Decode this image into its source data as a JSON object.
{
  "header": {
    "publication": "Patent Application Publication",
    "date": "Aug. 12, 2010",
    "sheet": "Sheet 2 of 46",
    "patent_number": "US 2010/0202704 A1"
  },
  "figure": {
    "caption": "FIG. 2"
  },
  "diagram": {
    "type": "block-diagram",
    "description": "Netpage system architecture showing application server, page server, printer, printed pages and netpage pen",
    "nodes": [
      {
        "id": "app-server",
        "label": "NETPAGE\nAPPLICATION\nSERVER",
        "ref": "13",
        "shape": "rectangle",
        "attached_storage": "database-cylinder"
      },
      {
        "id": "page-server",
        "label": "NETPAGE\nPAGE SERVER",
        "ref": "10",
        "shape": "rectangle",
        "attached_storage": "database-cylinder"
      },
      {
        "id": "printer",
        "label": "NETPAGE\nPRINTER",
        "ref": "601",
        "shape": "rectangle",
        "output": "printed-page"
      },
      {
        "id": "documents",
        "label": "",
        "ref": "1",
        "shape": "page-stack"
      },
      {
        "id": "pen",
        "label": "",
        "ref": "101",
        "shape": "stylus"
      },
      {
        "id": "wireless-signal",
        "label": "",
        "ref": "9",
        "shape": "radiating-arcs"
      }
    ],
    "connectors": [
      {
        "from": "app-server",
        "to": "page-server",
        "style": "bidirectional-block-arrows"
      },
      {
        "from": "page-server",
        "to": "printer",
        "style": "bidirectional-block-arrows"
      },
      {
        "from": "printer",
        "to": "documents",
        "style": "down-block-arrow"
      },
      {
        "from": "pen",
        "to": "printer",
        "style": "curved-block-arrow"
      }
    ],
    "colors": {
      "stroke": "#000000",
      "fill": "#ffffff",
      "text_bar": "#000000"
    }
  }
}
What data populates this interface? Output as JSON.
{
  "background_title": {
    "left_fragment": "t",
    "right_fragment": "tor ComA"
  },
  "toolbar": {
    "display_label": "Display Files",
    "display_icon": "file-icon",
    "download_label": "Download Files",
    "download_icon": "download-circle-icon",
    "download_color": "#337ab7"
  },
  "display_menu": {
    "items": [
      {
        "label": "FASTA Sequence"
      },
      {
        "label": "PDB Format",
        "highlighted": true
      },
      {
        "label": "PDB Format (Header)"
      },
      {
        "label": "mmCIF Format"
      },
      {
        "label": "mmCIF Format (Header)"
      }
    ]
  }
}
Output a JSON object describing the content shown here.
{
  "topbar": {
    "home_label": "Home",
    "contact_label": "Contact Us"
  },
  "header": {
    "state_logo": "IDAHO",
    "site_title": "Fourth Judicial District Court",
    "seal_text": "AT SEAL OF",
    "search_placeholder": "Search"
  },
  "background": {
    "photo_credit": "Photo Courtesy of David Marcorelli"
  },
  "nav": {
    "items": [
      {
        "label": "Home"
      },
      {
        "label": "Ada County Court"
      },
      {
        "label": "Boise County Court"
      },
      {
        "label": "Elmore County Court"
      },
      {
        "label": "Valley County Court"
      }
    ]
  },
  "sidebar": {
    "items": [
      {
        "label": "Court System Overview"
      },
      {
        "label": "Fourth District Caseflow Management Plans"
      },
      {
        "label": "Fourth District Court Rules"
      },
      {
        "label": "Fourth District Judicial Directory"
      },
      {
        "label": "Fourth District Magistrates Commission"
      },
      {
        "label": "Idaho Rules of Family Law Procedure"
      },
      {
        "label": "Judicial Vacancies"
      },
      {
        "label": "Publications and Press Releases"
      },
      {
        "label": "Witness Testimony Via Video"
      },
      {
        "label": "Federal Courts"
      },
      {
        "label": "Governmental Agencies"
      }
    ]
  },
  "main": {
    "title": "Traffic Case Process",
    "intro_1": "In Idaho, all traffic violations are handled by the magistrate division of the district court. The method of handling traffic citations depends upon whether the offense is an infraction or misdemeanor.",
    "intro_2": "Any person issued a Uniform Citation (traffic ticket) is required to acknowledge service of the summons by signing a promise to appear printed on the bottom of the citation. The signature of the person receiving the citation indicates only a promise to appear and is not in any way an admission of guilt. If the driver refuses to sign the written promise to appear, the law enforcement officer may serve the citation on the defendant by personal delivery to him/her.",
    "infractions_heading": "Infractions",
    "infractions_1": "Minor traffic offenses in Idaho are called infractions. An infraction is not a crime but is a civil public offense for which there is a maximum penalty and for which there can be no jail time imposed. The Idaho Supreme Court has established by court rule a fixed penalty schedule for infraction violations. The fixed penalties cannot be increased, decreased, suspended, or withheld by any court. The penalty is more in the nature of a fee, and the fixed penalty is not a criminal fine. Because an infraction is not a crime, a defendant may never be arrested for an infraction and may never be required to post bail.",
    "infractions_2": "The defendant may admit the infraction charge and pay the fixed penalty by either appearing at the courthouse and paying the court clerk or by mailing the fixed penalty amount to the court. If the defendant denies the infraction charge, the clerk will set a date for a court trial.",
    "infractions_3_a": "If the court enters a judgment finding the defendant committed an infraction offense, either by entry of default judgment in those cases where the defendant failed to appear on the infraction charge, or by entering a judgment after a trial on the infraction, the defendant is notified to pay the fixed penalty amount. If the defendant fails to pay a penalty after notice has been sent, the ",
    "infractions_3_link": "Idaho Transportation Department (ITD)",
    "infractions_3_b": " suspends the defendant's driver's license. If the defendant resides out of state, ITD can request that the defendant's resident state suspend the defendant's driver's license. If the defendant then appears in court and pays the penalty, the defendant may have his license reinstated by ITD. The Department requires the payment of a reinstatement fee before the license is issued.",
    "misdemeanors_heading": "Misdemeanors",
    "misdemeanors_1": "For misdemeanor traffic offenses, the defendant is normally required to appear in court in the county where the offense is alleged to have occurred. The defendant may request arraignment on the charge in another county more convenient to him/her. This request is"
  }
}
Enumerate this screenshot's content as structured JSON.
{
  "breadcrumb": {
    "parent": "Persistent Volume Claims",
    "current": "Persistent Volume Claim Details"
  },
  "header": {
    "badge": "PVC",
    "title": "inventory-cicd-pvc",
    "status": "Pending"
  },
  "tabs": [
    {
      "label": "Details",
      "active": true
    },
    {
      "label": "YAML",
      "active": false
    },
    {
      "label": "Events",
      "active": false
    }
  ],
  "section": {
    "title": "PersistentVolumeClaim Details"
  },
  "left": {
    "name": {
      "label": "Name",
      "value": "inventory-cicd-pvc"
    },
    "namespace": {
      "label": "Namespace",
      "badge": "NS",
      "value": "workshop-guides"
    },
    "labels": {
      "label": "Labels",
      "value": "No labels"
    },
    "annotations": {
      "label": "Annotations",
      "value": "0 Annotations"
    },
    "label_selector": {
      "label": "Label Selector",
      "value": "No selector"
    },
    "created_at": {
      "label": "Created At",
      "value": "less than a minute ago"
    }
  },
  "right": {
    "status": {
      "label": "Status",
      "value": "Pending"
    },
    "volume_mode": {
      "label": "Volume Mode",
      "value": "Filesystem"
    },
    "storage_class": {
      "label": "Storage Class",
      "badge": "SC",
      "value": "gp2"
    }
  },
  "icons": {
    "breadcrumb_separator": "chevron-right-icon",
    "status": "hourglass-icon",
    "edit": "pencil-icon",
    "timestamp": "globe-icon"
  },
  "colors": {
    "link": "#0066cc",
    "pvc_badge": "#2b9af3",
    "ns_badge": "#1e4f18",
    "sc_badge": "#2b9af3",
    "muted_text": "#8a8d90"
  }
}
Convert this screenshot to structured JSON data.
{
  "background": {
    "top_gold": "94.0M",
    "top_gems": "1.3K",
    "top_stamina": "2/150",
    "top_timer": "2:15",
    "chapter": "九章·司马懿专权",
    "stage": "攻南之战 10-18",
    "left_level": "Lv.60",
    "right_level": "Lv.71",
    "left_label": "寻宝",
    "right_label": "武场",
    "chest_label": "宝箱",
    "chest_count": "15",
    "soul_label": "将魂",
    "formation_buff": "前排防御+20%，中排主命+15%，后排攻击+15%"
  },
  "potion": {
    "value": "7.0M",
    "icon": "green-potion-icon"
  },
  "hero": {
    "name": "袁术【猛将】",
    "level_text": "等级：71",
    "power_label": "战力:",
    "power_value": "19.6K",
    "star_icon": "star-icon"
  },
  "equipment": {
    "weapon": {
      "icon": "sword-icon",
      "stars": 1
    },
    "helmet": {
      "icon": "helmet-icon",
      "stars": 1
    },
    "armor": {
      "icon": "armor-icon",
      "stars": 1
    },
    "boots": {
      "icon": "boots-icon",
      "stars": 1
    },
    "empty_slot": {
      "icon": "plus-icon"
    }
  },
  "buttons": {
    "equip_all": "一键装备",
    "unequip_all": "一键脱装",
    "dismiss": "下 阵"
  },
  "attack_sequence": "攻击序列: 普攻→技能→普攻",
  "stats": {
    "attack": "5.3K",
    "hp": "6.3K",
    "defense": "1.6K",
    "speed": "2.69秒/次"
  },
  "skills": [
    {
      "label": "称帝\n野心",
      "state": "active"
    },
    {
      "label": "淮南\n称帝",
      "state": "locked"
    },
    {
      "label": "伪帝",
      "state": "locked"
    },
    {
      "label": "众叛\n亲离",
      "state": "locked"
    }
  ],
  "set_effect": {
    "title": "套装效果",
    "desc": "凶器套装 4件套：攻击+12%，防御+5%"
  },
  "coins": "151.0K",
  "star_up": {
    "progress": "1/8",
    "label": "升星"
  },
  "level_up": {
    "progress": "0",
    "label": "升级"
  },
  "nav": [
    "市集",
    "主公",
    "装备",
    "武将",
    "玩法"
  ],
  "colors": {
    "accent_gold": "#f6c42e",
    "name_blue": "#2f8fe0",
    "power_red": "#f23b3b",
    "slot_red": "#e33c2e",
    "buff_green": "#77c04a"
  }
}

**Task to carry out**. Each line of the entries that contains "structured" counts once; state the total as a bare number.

**Written reply**. 2